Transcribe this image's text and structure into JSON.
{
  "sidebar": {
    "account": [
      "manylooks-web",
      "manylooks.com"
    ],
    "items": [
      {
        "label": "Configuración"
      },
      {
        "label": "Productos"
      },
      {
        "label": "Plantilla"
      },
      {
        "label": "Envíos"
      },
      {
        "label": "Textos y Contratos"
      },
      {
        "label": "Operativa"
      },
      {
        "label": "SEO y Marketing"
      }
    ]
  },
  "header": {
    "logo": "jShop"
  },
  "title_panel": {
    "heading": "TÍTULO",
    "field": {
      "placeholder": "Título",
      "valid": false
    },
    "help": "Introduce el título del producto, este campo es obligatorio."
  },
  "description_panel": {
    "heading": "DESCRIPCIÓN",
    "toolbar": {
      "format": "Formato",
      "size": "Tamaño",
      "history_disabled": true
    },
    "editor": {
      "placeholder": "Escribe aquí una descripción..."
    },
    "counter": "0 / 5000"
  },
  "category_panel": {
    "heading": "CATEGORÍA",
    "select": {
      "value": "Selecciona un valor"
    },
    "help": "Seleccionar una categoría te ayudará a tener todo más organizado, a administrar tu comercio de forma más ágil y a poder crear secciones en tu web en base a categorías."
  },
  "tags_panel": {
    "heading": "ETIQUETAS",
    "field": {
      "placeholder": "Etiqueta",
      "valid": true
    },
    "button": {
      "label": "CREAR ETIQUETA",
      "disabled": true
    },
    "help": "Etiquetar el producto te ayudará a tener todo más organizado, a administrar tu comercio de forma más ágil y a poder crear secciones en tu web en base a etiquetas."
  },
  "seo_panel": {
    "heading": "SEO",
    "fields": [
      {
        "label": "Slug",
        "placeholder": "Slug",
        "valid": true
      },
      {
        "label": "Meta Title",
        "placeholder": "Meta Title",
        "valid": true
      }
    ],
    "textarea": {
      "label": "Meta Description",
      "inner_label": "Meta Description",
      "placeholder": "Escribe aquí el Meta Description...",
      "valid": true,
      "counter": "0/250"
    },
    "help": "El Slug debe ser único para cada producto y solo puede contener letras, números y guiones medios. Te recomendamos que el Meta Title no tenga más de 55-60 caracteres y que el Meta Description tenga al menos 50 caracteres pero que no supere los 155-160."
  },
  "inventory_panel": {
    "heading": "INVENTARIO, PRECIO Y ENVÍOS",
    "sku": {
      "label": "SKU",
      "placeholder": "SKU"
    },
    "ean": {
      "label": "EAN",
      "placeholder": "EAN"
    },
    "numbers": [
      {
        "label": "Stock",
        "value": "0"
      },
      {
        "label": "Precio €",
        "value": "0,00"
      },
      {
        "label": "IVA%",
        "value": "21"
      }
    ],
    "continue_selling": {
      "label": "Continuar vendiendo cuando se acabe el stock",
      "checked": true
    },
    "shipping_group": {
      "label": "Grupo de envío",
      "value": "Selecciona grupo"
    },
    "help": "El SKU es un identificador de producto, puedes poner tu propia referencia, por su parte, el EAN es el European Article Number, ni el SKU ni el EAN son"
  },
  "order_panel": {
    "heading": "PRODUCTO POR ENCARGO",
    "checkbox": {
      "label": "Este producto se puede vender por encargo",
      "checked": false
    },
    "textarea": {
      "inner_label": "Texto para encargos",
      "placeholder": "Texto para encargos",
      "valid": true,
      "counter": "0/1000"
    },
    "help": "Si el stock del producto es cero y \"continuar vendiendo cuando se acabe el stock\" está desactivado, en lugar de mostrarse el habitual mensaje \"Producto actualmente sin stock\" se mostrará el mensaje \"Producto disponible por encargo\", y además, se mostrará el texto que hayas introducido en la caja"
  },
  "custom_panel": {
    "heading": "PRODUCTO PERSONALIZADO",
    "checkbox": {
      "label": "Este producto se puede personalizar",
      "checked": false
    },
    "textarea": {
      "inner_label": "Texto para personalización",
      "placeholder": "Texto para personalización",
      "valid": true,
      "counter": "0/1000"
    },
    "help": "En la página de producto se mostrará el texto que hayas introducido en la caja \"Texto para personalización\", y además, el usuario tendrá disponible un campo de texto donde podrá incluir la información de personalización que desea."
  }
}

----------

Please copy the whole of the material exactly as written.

Transcribe this image's text and structure into JSON.
{
  "sidebar": {
    "account": [
      "manylooks-web",
      "manylooks.com"
    ],
    "items": [
      {
        "label": "Configuración"
      },
      {
        "label": "Productos"
      },
      {
        "label": "Plantilla"
      },
      {
        "label": "Envíos"
      },
      {
        "label": "Textos y Contratos"
      },
      {
        "label": "Operativa"
      },
      {
        "label": "SEO y Marketing"
      }
    ]
  },
  "header": {
    "logo": "jShop"
  },
  "title_panel": {
    "heading": "TÍTULO",
    "field": {
      "placeholder": "Título",
      "valid": false
    },
    "help": "Introduce el título del producto, este campo es obligatorio."
  },
  "description_panel": {
    "heading": "DESCRIPCIÓN",
    "toolbar": {
      "format": "Formato",
      "size": "Tamaño",
      "history_disabled": true
    },
    "editor": {
      "placeholder": "Escribe aquí una descripción..."
    },
    "counter": "0 / 5000"
  },
  "category_panel": {
    "heading": "CATEGORÍA",
    "select": {
      "value": "Selecciona un valor"
    },
    "help": "Seleccionar una categoría te ayudará a tener todo más organizado, a administrar tu comercio de forma más ágil y a poder crear secciones en tu web en base a categorías."
  },
  "tags_panel": {
    "heading": "ETIQUETAS",
    "field": {
      "placeholder": "Etiqueta",
      "valid": true
    },
    "button": {
      "label": "CREAR ETIQUETA",
      "disabled": true
    },
    "help": "Etiquetar el producto te ayudará a tener todo más organizado, a administrar tu comercio de forma más ágil y a poder crear secciones en tu web en base a etiquetas."
  },
  "seo_panel": {
    "heading": "SEO",
    "fields": [
      {
        "label": "Slug",
        "placeholder": "Slug",
        "valid": true
      },
      {
        "label": "Meta Title",
        "placeholder": "Meta Title",
        "valid": true
      }
    ],
    "textarea": {
      "label": "Meta Description",
      "inner_label": "Meta Description",
      "placeholder": "Escribe aquí el Meta Description...",
      "valid": true,
      "counter": "0/250"
    },
    "help": "El Slug debe ser único para cada producto y solo puede contener letras, números y guiones medios. Te recomendamos que el Meta Title no tenga más de 55-60 caracteres y que el Meta Description tenga al menos 50 caracteres pero que no supere los 155-160."
  },
  "inventory_panel": {
    "heading": "INVENTARIO, PRECIO Y ENVÍOS",
    "sku": {
      "label": "SKU",
      "placeholder": "SKU"
    },
    "ean": {
      "label": "EAN",
      "placeholder": "EAN"
    },
    "numbers": [
      {
        "label": "Stock",
        "value": "0"
      },
      {
        "label": "Precio €",
        "value": "0,00"
      },
      {
        "label": "IVA%",
        "value": "21"
      }
    ],
    "continue_selling": {
      "label": "Continuar vendiendo cuando se acabe el stock",
      "checked": true
    },
    "shipping_group": {
      "label": "Grupo de envío",
      "value": "Selecciona grupo"
    },
    "help": "El SKU es un identificador de producto, puedes poner tu propia referencia, por su parte, el EAN es el European Article Number, ni el SKU ni el EAN son"
  },
  "order_panel": {
    "heading": "PRODUCTO POR ENCARGO",
    "checkbox": {
      "label": "Este producto se puede vender por encargo",
      "checked": false
    },
    "textarea": {
      "inner_label": "Texto para encargos",
      "placeholder": "Texto para encargos",
      "valid": true,
      "counter": "0/1000"
    },
    "help": "Si el stock del producto es cero y \"continuar vendiendo cuando se acabe el stock\" está desactivado, en lugar de mostrarse el habitual mensaje \"Producto actualmente sin stock\" se mostrará el mensaje \"Producto disponible por encargo\", y además, se mostrará el texto que hayas introducido en la caja"
  },
  "custom_panel": {
    "heading": "PRODUCTO PERSONALIZADO",
    "checkbox": {
      "label": "Este producto se puede personalizar",
      "checked": false
    },
    "textarea": {
      "inner_label": "Texto para personalización",
      "placeholder": "Texto para personalización",
      "valid": true,
      "counter": "0/1000"
    },
    "help": "En la página de producto se mostrará el texto que hayas introducido en la caja \"Texto para personalización\", y además, el usuario tendrá disponible un campo de texto donde podrá incluir la información de personalización que desea."
  }
}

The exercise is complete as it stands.